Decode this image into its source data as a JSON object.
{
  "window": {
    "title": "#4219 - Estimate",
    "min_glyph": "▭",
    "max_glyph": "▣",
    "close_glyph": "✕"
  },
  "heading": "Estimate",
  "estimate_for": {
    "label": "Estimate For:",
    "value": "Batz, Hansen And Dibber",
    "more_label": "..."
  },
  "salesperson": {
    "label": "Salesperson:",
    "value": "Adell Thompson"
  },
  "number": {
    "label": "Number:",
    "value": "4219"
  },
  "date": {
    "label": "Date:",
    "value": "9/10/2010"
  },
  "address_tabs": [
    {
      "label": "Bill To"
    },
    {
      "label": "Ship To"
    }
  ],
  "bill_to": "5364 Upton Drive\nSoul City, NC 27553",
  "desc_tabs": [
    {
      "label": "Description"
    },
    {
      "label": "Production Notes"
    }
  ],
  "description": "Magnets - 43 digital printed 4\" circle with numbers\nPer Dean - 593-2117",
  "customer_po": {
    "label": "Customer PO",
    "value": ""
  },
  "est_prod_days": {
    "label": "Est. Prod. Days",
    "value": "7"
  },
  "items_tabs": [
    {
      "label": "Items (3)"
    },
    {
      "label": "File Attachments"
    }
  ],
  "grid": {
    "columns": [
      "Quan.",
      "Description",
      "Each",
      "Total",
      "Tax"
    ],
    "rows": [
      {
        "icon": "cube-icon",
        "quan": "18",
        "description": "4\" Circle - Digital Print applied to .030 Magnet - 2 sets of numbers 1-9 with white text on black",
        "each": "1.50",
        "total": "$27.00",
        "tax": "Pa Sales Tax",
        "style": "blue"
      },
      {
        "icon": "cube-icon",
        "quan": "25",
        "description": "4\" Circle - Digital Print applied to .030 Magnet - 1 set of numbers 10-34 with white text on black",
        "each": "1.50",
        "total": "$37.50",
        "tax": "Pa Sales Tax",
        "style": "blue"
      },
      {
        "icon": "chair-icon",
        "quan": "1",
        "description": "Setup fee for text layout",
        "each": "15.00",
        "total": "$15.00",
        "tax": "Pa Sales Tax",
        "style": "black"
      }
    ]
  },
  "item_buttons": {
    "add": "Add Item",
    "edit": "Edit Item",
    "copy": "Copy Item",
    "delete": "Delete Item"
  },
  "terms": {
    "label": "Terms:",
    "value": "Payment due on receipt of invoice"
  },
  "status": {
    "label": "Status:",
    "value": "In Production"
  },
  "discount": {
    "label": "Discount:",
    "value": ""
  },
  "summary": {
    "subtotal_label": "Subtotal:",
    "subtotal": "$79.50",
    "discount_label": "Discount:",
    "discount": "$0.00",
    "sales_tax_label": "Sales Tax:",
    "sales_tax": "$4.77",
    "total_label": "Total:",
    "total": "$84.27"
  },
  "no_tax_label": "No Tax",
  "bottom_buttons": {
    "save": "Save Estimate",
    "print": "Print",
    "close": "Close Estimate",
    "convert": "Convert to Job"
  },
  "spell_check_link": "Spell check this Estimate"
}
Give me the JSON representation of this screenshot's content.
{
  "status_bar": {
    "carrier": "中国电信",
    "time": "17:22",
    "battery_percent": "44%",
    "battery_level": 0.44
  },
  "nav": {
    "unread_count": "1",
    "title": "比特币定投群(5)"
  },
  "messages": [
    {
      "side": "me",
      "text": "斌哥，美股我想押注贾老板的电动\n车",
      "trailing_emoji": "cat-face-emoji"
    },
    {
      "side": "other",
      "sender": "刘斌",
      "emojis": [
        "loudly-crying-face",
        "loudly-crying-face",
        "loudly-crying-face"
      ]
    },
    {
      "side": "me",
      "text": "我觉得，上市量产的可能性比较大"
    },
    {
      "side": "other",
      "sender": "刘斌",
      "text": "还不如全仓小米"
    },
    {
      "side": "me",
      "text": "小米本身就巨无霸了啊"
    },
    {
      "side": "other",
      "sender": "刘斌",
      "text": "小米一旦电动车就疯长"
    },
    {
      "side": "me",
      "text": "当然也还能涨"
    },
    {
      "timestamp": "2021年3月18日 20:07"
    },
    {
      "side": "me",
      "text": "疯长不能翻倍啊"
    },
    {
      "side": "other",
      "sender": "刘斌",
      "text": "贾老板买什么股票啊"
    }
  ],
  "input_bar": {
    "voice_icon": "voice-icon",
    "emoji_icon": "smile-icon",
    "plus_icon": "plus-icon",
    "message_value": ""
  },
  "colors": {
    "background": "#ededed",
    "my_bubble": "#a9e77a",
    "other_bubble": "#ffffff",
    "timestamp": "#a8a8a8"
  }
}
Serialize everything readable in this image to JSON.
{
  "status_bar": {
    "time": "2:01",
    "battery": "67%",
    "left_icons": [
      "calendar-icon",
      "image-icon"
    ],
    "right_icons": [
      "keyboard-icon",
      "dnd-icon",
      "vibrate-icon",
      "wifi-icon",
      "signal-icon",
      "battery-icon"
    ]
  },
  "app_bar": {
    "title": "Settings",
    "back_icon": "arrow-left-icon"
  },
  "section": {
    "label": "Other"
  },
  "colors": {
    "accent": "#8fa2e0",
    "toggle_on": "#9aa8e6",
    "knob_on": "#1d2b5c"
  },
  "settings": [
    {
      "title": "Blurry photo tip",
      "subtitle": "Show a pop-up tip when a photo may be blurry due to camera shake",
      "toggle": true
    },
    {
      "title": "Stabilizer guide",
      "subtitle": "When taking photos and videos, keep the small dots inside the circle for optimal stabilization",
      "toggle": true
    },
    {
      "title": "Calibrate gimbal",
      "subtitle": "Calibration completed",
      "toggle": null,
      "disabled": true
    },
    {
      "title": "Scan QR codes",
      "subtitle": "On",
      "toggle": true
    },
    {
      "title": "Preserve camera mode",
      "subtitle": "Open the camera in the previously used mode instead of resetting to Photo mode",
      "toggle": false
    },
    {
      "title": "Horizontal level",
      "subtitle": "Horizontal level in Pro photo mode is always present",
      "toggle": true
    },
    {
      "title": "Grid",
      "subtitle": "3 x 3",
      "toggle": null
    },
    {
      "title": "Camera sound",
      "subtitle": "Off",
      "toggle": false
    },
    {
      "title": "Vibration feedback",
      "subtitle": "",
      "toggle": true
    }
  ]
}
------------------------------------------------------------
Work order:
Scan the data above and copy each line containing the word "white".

Response:
        "description": "4\" Circle - Digital Print applied to .030 Magnet - 2 sets of numbers 1-9 with white text on black",
        "description": "4\" Circle - Digital Print applied to .030 Magnet - 1 set of numbers 10-34 with white text on black",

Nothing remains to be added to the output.